That values Marconi at about £500 million ($950 million), half the £1 billion ($1.9 billion) it was worth before BT's shocking announcement.
Should Huawei make a move on Marconi now, it would not only get the vendor at a knocked-down price, but also buy itself into a number of European carrier accounts, a key goal in its international expansion strategy. Marconi counts the likes of Belgacom (Euronext: BELG), Cable & Wireless plc (NYSE: CWP), Deutsche Telekom AG (NYSE: DT), Telecom Italia SpA (NYSE: TI), and Telefónica SA, as well as smaller European operators, among its customers (see T-Com Selects Marconi , Telefónica Deploys Marconi DWDM, Marconi, Italtel Score at C&W, Belgacom Upgrades With Marconi, Marconi Lands Access Hub Deal, and Marconi Wins Polish MSAN Contract).
And the two companies know each other already, having forged a business and product development partnership in January this year (see Marconi Hitches a Ride With Huawei).

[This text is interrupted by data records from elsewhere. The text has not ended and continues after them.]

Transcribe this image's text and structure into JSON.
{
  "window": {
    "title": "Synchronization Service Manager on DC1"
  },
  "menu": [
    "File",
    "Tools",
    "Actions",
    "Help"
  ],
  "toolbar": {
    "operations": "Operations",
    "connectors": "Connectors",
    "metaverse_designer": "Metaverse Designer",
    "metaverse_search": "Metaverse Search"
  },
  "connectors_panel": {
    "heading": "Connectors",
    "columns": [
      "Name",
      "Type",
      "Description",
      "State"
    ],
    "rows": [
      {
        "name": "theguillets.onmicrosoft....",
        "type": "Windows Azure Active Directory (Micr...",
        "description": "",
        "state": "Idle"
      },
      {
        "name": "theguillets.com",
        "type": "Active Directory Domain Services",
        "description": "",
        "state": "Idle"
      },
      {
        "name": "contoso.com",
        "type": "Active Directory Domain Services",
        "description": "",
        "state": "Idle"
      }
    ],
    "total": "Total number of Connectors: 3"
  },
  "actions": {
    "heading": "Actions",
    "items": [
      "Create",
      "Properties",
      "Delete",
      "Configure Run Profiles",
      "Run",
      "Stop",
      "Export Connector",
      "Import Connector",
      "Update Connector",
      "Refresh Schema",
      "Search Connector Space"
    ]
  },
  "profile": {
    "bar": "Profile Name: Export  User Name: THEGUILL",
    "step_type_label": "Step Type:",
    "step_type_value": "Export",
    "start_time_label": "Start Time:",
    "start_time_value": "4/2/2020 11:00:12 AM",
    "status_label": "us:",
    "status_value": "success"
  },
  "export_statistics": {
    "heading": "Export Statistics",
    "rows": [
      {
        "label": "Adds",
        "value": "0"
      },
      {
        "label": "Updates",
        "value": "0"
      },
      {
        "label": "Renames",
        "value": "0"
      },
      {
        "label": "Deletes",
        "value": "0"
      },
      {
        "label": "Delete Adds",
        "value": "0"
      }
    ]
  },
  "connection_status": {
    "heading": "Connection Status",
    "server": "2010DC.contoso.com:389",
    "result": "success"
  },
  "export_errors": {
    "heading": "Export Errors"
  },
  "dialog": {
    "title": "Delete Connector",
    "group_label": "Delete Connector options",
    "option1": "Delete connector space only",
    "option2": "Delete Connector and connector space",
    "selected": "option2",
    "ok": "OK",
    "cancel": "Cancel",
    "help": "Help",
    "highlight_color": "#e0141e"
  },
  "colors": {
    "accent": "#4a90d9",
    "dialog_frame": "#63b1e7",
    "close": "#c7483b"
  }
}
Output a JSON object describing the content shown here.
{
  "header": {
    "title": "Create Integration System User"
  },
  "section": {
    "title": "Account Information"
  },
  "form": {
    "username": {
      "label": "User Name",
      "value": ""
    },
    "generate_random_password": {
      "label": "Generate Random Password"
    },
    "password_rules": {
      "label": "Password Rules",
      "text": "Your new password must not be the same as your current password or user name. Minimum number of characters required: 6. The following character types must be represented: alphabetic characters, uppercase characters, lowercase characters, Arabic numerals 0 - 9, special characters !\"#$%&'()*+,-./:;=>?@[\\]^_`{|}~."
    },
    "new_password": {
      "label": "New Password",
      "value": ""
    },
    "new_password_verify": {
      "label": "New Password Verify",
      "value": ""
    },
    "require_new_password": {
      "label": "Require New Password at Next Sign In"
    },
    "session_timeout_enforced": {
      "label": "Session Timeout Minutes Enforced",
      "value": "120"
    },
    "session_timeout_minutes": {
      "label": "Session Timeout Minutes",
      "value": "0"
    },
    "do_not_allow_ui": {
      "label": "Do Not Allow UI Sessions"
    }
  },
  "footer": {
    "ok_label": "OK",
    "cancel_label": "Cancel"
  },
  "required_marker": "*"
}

Heavy Reading analyst-at-large Graham Beniston reckons such a merger would "make sense. The BT win is such a shop window, as it's the first implementation of an IP NGN. And many analysts believe it's only a matter of a few years before other vendors, through outsourcing and overseas development, achieve the same economies of scale that Huawei currently has. Huawei needs to leverage an advantage in the short term, and this would be a good way of doing it."
Marconi declined to comment, and Huawei said it couldn't comment on questions related to Marconi.
One question that might be raised is whether the U.K. government would allow a Chinese company to acquire a major British company such as Marconi. It appears it would, as only weeks ago British government ministers were doing everything they could to persuade a Chinese car manufacturer to buy one of the U.K.'s industrial giants, carmaker MG Rover. That deal, though, fell through. (See this news story for background.)
— Ray Le Maistre, International News Editor, Light Reading